How important is that comma you were thinking about putting behind the white in “red, white and blue”?
How about the apostrophe that isn’t in the phrase “childrens hospital”?
An apostrophe, it seems, could be the difference between having one child or many.
Recently I was editing a photo caption and saw the phrase “Smith said his kids favorite part of the event was the snow cone truck.” I walked over to the student photographer who wrote the caption and asked whether Mr. Smith had one child or many.
The photographer wanted to know why. The word “kids” needed an apostrophe, I replied, and where I put that punctuation mark would change the size of Mr. Smith’s family.
“Wow,” the photographer said. “One punctuation mark can make a big difference.”

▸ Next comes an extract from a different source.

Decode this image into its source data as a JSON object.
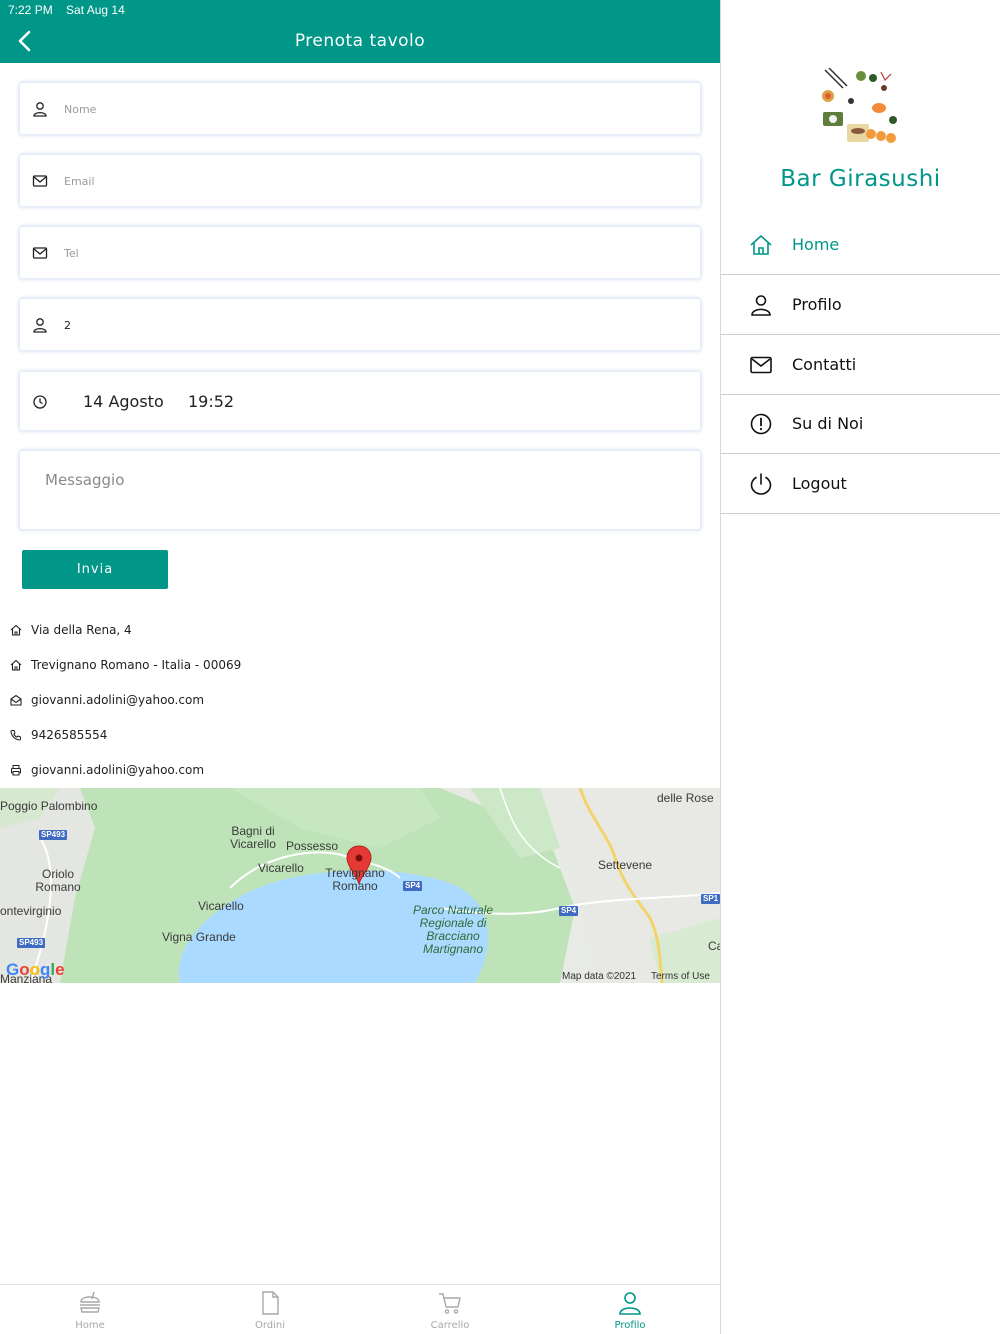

This exchange isn’t made up. And the fact that it happened in the same month as National Punctuation Day — which is Sept. 24 — underscores the importance of proper use of punctuation.
You say no one cares about punctuation? I beg to differ with you. When FiveThirtyEight decides to write about the Oxford comma, you know this topic goes beyond the copy desk.
By the way, the average American is “split on that comma,” says FiveThirtyEight.com.
Moreover, look at the traffic on sites like the “Blog” of “Unnecessary” Quotation Marks. People care, it seems.
In fact, sometimes they care too much. As a career copy editor, I embrace proper punctuation as a big part of my life. But recently I’ve been a bit disturbed by the reaction of some to improper punctuation.
There’s been a lot of gloating by those in the know on Facebook — and, yes, at times I have been one of those gloaters.
Bashing people’s punctuation, it seems, is the new national pastime. Do we really need to be getting out our red pens and defacing the menu when we see “egg’s on toast — $2.99”? (It’s a stretch, but perhaps the writer meant one egg is on toast.)
So when I see the Pinterest of improper apostrophes, the Tumblr of comma splices, the Instagram of too many dashes and the bad semicolon Twitter feed, I cringe for more reasons than one. Sure that sign in the store is wrong, but do I have to be quite so superior and public about the fact that I know that?
Might a short note to the manager be more appropriate than a public flogging?
For National Punctuation Day, my goal is to promote proper use of commas, semicolons and the like through my good example. I will use punctuation in all text messages, never scrimp on periods on Twitter and do my best to school my iPhone in the punctuation areas where it is so sorely lacking.
And, most importantly, I’m going to make sure the new generation of copy editors understands why proper punctuation is important.
Jeff Rubin, who founded National Punctuation Day in 2004, wrote in a 2011 blog for the Missouri State Teachers Association that he started National Punctuation Day because of concern about declining language skills. He noted that a 2007 study by California State University-East Bay showed almost 60 percent of incoming college freshmen needed remedial English classes.
Information like that is where our rage should be focused. So the classroom is a great place to celebrate National Punctuation Day.
But I think I’ll keep my righteous indignation over the green grocer’s of the world to my students and myself.
Gerri Berendzen is the Knight Visiting News Editor at the Columbia Missourian, a visiting assistant professor at the University of Missouri School of Journalism and a member of the American Copy Editors Society Executive Committee. She admits to sometimes writing emails so fast that “it’s” becomes “its.”